When we get anxious we tend to take short and superficial breaths. But, long and deep breaths have the ability to calm and ground us. So, I breathe.
- I give the event the respect it deserves without becoming obsessed with it.
What I mean is: I recognize the need to prepare, but I don’t stop life and put the event on a pedestal to the point that it will create tremendous anxiety.
Please read on…
How To Stop Fear In Its Tracks
By Mary Pritchard
It’s midnight. You’ve had a little too much to drink, so you’ve decided to “walk it off” by hoofing it the five blocks to your apartment. Halfway there, you hear footsteps behind you. You stop and turn around. Nothing. You start walking again, a little faster. The footsteps behind you speed up too. You break out into a flat-out run — in high heels, no less — and make it to the safety of your apartment, never really knowing what it was that spooked you. Not really caring either, because you’re safe now…Continued
I used to be one of those people who boasted about not having a doctor because I was never sick. But then my husband Chris needed a liver transplant, cancer treatments and a burial. In the end of two and a half years of pain and fighting my nervous system took a beating. But, I didn’t realize that was the case until years later.
Other things have happened since then to compound stress to my nervous system and today almost four years after Chris’ passing I know I must deal with life in a different way.

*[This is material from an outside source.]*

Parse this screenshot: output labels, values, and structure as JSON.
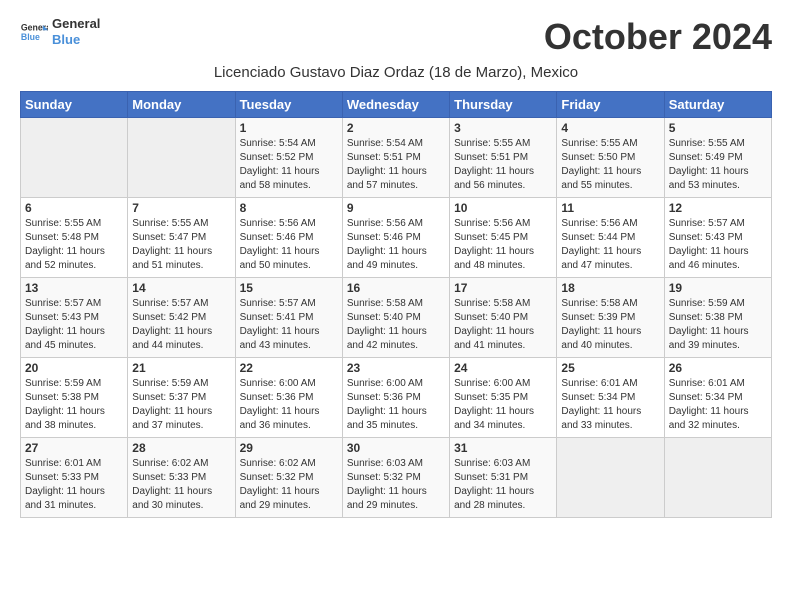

Our bodies are remarkable in their resilience. I know that from experience. When my husband was extremely frail and in need of a liver transplant, I couldn’t imagine how he would ever make the journey back to being a “normal” person. I remember talking on the phone with a woman whose husband had a transplant a year before and heard her saying: “I know you’re wondering how he is going to survive this or go back to a good level of health based on where his mind and body are at now, but he will. The body is amazing.” And that was exactly what happened. Chris had been in his last hours of life when he received his liver transplant. Two months later we were getting married and walking 3 miles a day. His body was back and so was his mind.
I didn’t realize my nervous system was damaged until I started getting skin rashes from nerve endings infections a couple of years later. The rashes were the way my body was telling me; you need to live life differently. If you don’t you’re going to get sick. My unbalanced body was putting me on notice.
When I was younger, my dad used to say to me that health was the greatest gift we had. I must confess I didn’t pay much attention or agreed with his statement – then I could think of many other things that were more pleasurable and fun than just being healthy. I was healthy so I didn’t value it. Years of life have now taught me differently.
Being healthy means a good balance between body and mind. Being healthy means having freedom in life and a smooth aging process.
But being healthy cannot be confused with working out obsessively just for the sake of appearance. Or eating poorly again just for the sake of appearance. Or stressing oneself out to show how much we can get accomplished in a day, hour or in a minute.
Being healthy is about balance between the inside and the outside.
I’ve heard the message and I’m working on a new way of dealing with life’s obstacles. The key is always to put things in prospective, being your own advocate while treating yourself with love and kindness.
Please read on…
The Real Secret to Staying Healthy for Life (Part 1)
by Deepak Chopra